The Sith, who seek to absorb and manipulate the Force, tailoring it to serve their will and to make them different, unique and individually powerful. It is the core of their power, so it is understandable that a Sith would approach the idea of dying much differently than a Jedi. Sith do not seek to become one with the Force; they want to stay in this plane and keep their own minds to have the chance to live and rule again in the future. To accomplish this, they master the ultimate separation: that of their spirit and their body, so that their spirit does not depend on their physical body to survive, but it can attach itself to any physical object. If the Sith is powerful enough, they can continue to influence the living when the haunted object is touched. That, of course, is the ultimate perversion of the Force: using it to overpower the spirit of another sentient being.
Canon Star Wars comic series Darth Vader: Dark Lord of the Sith by Charles Soule explores this concept. Heretic Sith Momin repeatedly possesses Imperial personnel and Mustafar inhabitants with his mask while retaining his full mental abilities, will and Force power. Darth Vader tries to use Momin to open a portal to the afterlife, hoping to bring Padmé back. Momin is able to succeed in the endeavor.
However, Momin was a rare beast even among the Sith, and he was a heretic for a reason. He understood the Force like a Jedi, as something that one submits to, although coupled with a much more sinister vision. Momin’s inner balance might be why he succeeded in connecting with the realm of the dead: he was not afraid of letting himself go to offer his “creations” to the Force.
Interestingly enough, the “light” Jedi ghosts have to perform an act of “Sithian” selfishness to attain this separation from the Force and to manifest in the mortal realm. There’s a massive difference between Qui-Gon Jinn’s “voice” manifestation at the beginning of the saga and the way Yoda’s Force Ghost sets fire to a tree in The Last Jedi.
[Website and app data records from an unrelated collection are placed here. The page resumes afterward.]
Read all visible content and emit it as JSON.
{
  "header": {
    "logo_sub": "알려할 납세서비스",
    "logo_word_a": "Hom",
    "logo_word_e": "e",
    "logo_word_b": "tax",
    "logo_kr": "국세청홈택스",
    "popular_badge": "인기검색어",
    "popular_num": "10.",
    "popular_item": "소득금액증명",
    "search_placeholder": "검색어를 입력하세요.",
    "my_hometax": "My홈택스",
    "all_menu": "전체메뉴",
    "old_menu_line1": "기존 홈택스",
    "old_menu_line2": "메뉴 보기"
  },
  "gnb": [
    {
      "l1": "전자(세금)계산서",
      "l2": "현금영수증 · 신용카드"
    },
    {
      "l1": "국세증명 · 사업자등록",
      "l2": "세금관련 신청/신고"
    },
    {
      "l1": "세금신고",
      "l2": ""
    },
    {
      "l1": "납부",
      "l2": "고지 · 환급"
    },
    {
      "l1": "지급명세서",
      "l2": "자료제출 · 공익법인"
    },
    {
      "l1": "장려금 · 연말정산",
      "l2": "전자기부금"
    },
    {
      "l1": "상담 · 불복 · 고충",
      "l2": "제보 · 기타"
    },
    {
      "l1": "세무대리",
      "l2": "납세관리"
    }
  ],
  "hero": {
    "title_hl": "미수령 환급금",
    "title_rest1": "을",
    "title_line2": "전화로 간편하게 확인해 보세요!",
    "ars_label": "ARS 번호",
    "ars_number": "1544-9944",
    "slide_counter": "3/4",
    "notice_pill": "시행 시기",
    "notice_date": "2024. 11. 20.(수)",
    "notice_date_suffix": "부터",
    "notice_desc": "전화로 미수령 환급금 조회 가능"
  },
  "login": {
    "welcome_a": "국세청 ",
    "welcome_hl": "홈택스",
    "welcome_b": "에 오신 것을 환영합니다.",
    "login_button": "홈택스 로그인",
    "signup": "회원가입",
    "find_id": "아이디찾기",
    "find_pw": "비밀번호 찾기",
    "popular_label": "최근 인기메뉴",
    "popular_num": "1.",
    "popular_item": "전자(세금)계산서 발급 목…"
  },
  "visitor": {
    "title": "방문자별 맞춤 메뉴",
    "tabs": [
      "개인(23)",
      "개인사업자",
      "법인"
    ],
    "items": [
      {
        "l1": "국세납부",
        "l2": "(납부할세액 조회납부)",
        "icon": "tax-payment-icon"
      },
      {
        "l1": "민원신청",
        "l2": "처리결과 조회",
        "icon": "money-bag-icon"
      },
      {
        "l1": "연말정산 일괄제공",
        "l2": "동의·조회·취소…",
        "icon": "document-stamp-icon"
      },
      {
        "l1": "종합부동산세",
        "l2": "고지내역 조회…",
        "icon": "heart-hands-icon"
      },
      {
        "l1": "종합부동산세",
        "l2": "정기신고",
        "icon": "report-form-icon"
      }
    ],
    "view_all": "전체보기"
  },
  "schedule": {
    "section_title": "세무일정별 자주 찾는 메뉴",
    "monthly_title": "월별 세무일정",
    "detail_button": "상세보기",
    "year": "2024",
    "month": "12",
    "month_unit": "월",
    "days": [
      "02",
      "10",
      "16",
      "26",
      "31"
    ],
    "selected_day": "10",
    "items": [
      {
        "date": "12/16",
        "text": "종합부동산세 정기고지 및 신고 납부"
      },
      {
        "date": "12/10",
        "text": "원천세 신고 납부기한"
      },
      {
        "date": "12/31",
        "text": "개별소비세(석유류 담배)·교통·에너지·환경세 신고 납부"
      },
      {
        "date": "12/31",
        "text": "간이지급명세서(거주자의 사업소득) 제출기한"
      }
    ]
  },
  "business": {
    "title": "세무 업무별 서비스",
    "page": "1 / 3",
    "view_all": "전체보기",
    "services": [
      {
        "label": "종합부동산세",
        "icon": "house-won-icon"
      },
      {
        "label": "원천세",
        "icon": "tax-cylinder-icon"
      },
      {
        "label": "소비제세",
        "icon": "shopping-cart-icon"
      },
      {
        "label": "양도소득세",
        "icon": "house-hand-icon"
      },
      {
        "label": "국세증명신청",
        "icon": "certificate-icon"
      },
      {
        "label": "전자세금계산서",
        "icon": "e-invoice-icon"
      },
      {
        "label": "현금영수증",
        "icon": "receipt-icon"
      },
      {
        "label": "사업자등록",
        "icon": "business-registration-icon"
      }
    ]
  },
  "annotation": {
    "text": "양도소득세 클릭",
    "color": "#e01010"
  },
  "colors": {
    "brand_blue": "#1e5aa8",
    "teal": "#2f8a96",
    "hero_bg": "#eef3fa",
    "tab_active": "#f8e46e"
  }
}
Yoda’s understanding of balance was better at the time of his death than Qui-Gon’s, which suggests that being able to come back as a Force Ghost has less to do with being a Jedi and more with being able to balance between the individual spirit (the self) and the whole of the Universe (the Force.)
Force Ghosts can teach this lesson to other Force Ghosts, which is why Anakin’s Ghost, guided by Obi-Wan and Yoda, was present at the end of The Return of the Jedi. Luke died in an almost perfect balance, so logically we should expect his spirit to be that much more powerful in The Rise of Skywalker.
So what does that mean for Palpatine? His spirit definitely survived the destruction of the Death Star II, and throughout the sequel trilogy, we have seen objects associated with him (Darth Vader’s mask, Snoke’s ring) which suggests that he managed to attach himself to an object. It might be he's bound himself to the Death Star itself – or it might be the rumored Wayfinder device that Kylo Ren and his Knights will be questing for in The Rise of Skywalker. It's also entirely possible he's mastered some technique to manifest as a Force Ghost, since it's entirely possible for him to do so. One thing is for sure: Palpatine is the ultimate Sith even in death, and he will try to take over the first warm body that is available to him. Let’s hope he doesn’t succeed.
Directed and co-written by J.J. Abrams, Star Wars: The Rise of Skywalker stars Daisy Ridley, Adam Driver, John Boyega, Oscar Isaac, Lupita Nyong’o, Domhnall Gleeson, Kelly Marie Tran, Joonas Suotamo, Billie Lourd, Keri Russell, Matt Smith, Anthony Daniels, Mark Hamill, Billy Dee Williams and Carrie Fisher, with Naomi Ackie and Richard E. Grant. The film arrives on Dec. 20.